He says he and his buddies left the base with just 20 bucks between them, enough for just 2 Colts each – not a game of pool, not a round on the jukebox – not enough to pay for the drinks of the girls who saw them first, crossed the street to ask them for cigarettes, not the other way around. Daddy says in Elizabethtown, Kentucky folks knew a Buick City accent by its boney vowels and its hard g’s, nevermind that Daddy’s Daddy came from Missouri by way of the dust bowl. Daddy says sometimes some people don't so much need to know something as to not know it, as in, “I don't know you, and I don't know your buddy,” as in, “All y’all definitely don't know her, and all y’all definitely don’t know me.” So late that night – after the fight, of course, after the Colt wore off, after nobody requested medical attention, after the country lawyer with the crooked jaw showed up to talk AWOL and Uncle Hollis said, “Brother, maybe there a lesson to be learned from this,” refused to wire bail from up north, refused to make a loan of it just this once, just this one fucking time — Daddy decided ain't nobody going back to Elizabethtown, Kentucky when the war is over, when the war ain’t over – not for fun and not for business. Daddy decided when his buddy’s momma offered to pay the fines, he’d take it; he’d offer to pay it back, and when the buddy insisted it wasn’t necessary, he’d pay it back anyway. When Daddy married his first wife, his second, neither would be from south of Genesee County, from south of where the river crosses Flushing Road. He told my sister and me not to even bother with a boy who didn’t know his way back from the lake to the reservoir, from the factory to the White Horse, and we didn’t (mostly). Mostly we’ve stuck to home, stuck to things that feel like home, things that sound like they could be familiar. Mostly we’ve not asked for anything from anybody, not taken help when it was offered. Mostly no one’s been to Elizabethtown, Kentucky since.
In Kalingalinga, Sister Joyce Asks Me about My Tribe Then Grabs My Breast
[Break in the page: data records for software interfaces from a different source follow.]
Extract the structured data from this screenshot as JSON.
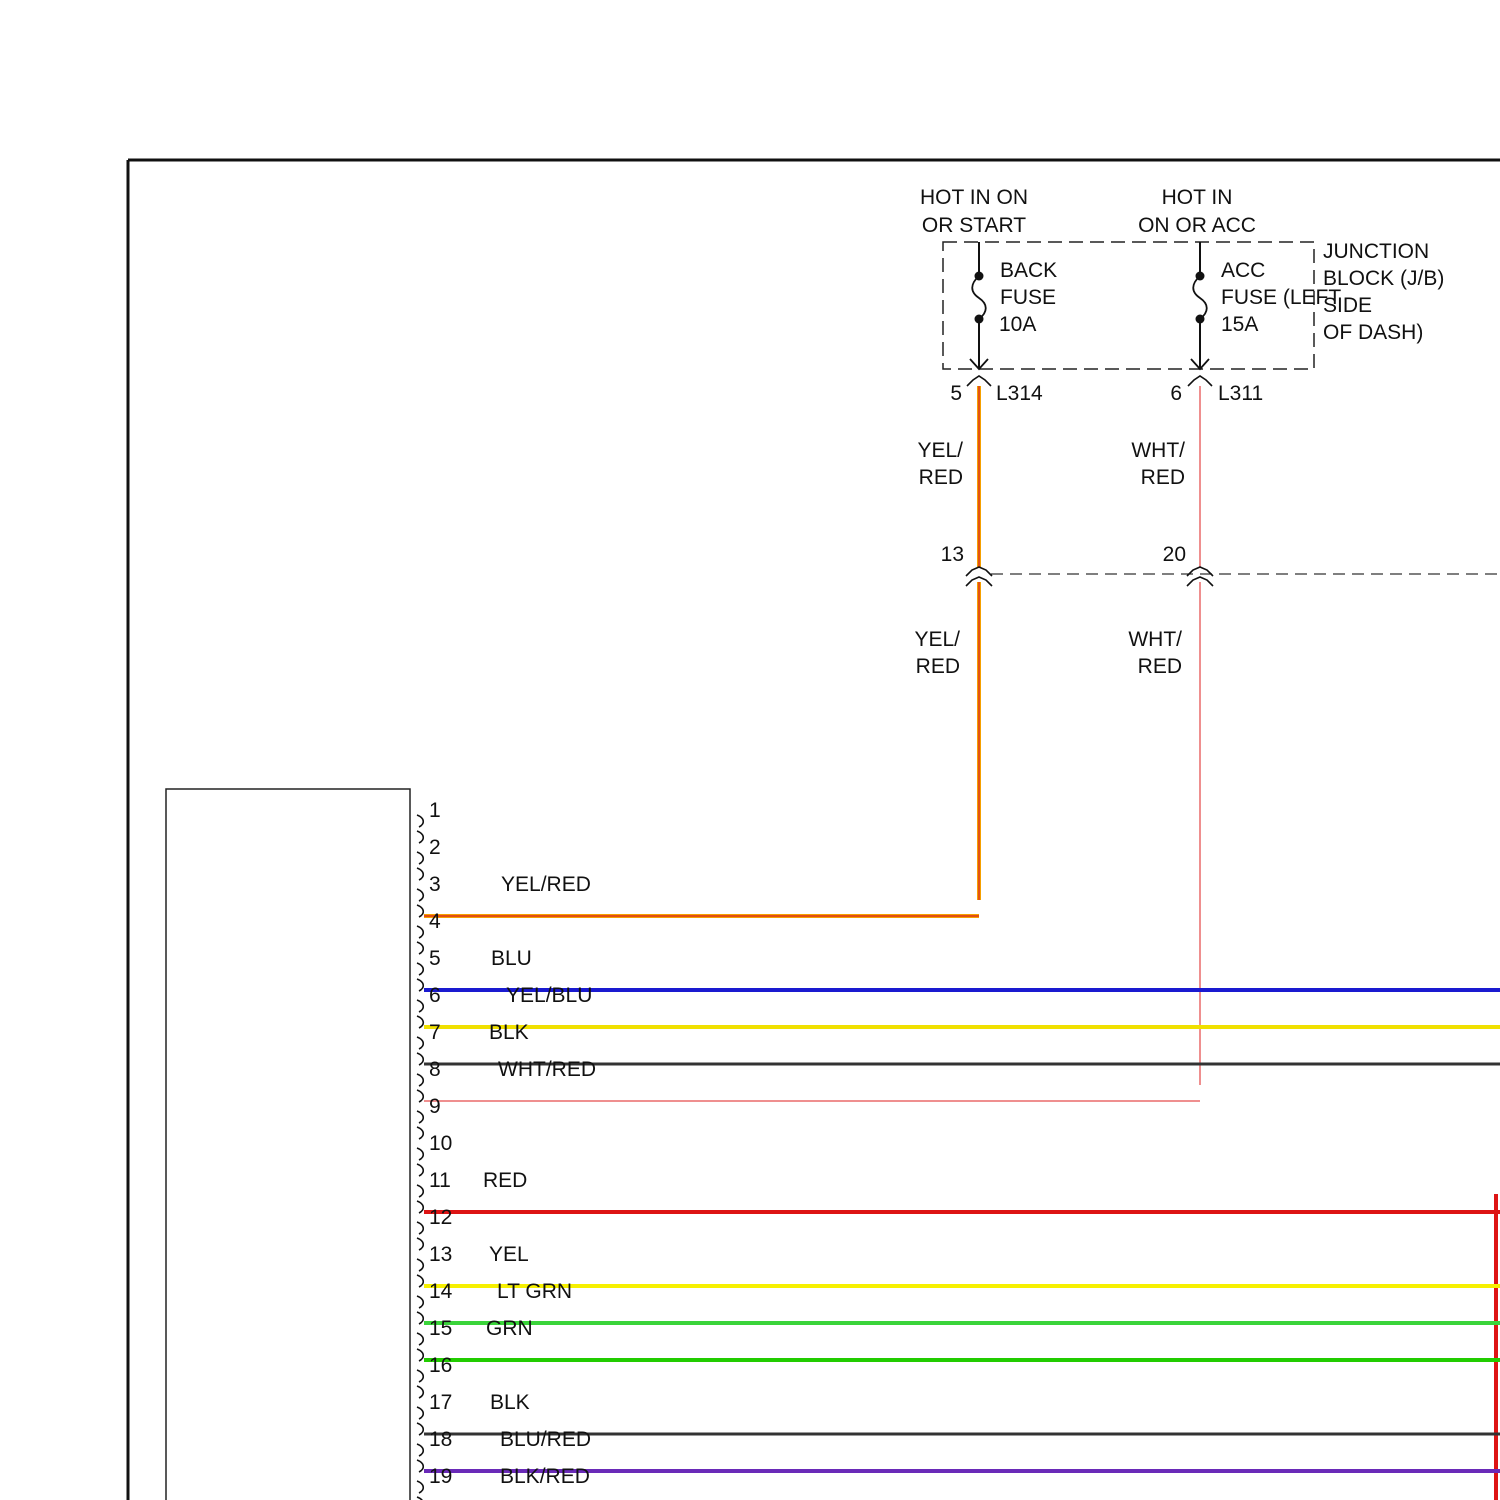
{
  "power_sources": {
    "hot_start": [
      "HOT IN ON",
      "OR START"
    ],
    "hot_acc": [
      "HOT IN",
      "ON OR ACC"
    ]
  },
  "junction_block": {
    "label": [
      "JUNCTION",
      "BLOCK (J/B)",
      "SIDE",
      "OF DASH)"
    ],
    "fuses": {
      "back": [
        "BACK",
        "FUSE",
        "10A"
      ],
      "acc": [
        "ACC",
        "FUSE (LEFT",
        "15A"
      ]
    }
  },
  "jb_connectors": {
    "left_pin": "5",
    "left_code": "L314",
    "right_pin": "6",
    "right_code": "L311"
  },
  "inline_connector": {
    "left_pin": "13",
    "right_pin": "20"
  },
  "riser_labels": {
    "left_upper": [
      "YEL/",
      "RED"
    ],
    "right_upper": [
      "WHT/",
      "RED"
    ],
    "left_lower": [
      "YEL/",
      "RED"
    ],
    "right_lower": [
      "WHT/",
      "RED"
    ]
  },
  "colors": {
    "YEL/RED": "#f5a000",
    "YEL/RED_tracer": "#d81e1e",
    "BLU": "#1a1ad0",
    "YEL/BLU": "#f0e000",
    "BLK": "#333333",
    "WHT/RED": "#ef8f8f",
    "RED": "#dd1414",
    "YEL": "#f6f000",
    "LT GRN": "#3ad43a",
    "GRN": "#22cc00",
    "BLU/RED": "#6a2ab8",
    "BLK/RED": "#9a2020"
  },
  "pins": [
    {
      "num": "1",
      "wire": ""
    },
    {
      "num": "2",
      "wire": ""
    },
    {
      "num": "3",
      "wire": "YEL/RED"
    },
    {
      "num": "4",
      "wire": ""
    },
    {
      "num": "5",
      "wire": "BLU"
    },
    {
      "num": "6",
      "wire": "YEL/BLU"
    },
    {
      "num": "7",
      "wire": "BLK"
    },
    {
      "num": "8",
      "wire": "WHT/RED"
    },
    {
      "num": "9",
      "wire": ""
    },
    {
      "num": "10",
      "wire": ""
    },
    {
      "num": "11",
      "wire": "RED"
    },
    {
      "num": "12",
      "wire": ""
    },
    {
      "num": "13",
      "wire": "YEL"
    },
    {
      "num": "14",
      "wire": "LT GRN"
    },
    {
      "num": "15",
      "wire": "GRN"
    },
    {
      "num": "16",
      "wire": ""
    },
    {
      "num": "17",
      "wire": "BLK"
    },
    {
      "num": "18",
      "wire": "BLU/RED"
    },
    {
      "num": "19",
      "wire": "BLK/RED"
    }
  ]
}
I say, oh, sister, you wouldn't believe me if I told you, if I, say, started with my own daddy, son of car, son of assembly line, or with Father Abraham, seven stories above the city on a cell phone, pointing after empty spaces where someday a buffet restaurant would be. Sister Joyce, the melting pot is locked door, a fenced yard; the skies all raised pole, FM static, chem trail, cockpit terror drill, repeat. I am so much foam and fabric my husband does not know my flesh from a couch cushion, and I prefer it like this. I'd explain but it'd be all Mr. McFeeley, up the Agrocrag, little Justin Timberlake, Macarana, Macarana, medium sized Justin Timberlake, mom throwing a rack of newspapers across a convenience store for refusing to let her daughters pee. Like what's a tribe anyway: a lineage or an ellipsis? Like is it my brothers, a bean pole and a bullet casing, or is it the time I told my whole eighth grade class I was an orphan while Marshall Milbrath drew swastikas into the pinewood veneer of his desk? Sister Joyce, I'll take you to America, but first tell me your five point plan for getting used to all of the fake cheese and assholes -- because I promise you there are so. many. assholes. So many in fact it is dangerous the way we never strap a baby to our back to go check on our neighbors. It is dangerous the way we’ve gotten so used to keeping our hands to ourselves.